Employee Bonus Etiquette

The idea of the Holiday Bonus dates back to the 1800’s. During that period actual gifts were given to employees; it was not until the 1920’s that these gifts shifted to the coveted bonus check. This tradition was originally started by many banks, the first being JP Morgan who reportedly gave his employees an entire year’s salary as a holiday bonus.

The first step to giving bonuses is to decide if you are giving a holiday bonus and/or a year-end bonus. A holiday bonus is typically a monetary or non-monetary gift given as a present for your employees, while a year end bonus is strictly based on employee performance.

When giving a proper holiday bonus it is important to keep a few things in mind. First and foremost, if giving a true holiday bonus out of your gratitude, take the time to make it personal. Taking the time to attach a handwritten note to the gift shows your appreciation. Secondly, if it is a monetary gift, think of the timing — giving the gift earlier rather than later allows employees to offset holiday expenses.

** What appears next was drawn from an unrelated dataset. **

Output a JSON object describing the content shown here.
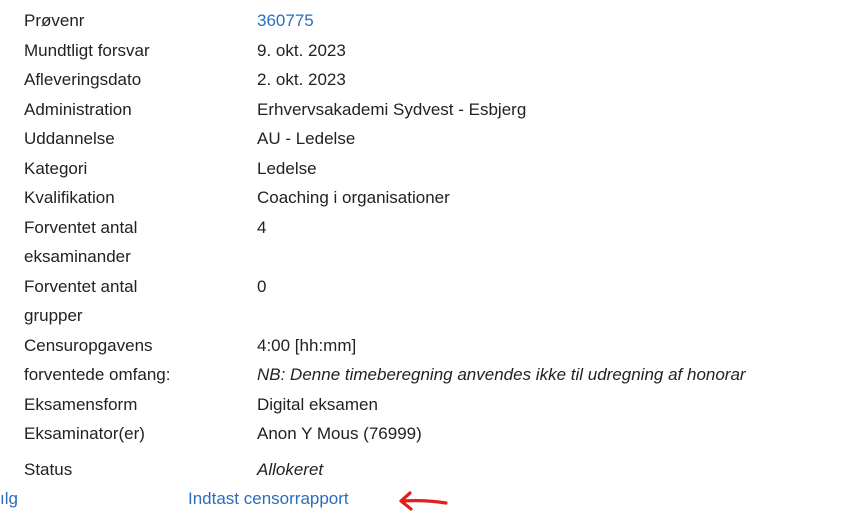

For a year-end bonus, strictly based on employee performance, it is necessary to plan for evaluations for all employees. Setting a metric system for this evaluation process is the most important part. Here at I & O Medical Centers we evaluate on knowledge of job, policy adherence, interpersonal relationships/ cooperation/commitment, attendance, and quality of work. After evaluations are completed, it is pertinent to sit down with each employee and have a constructive conversations about their results, including professional strengths and weaknesses. At the time of review, year-end bonuses should be discussed with them.

During the holiday season there is much workplace chatter about holiday bonuses. When giving bonuses this holiday season it is imperative to properly choose the type of bonus and execute in a personalized manner. During this time of year employers must invest time and appreciation into your employees who daily invest their lives into your company.

“The way your employees feel is the way your customers will feel. And if your employees don’t feel valued, neither will your customers.” – Sybil F. Stershic, Taking Care of the People Who Matter Most: A Guide to Employee-Customer Care.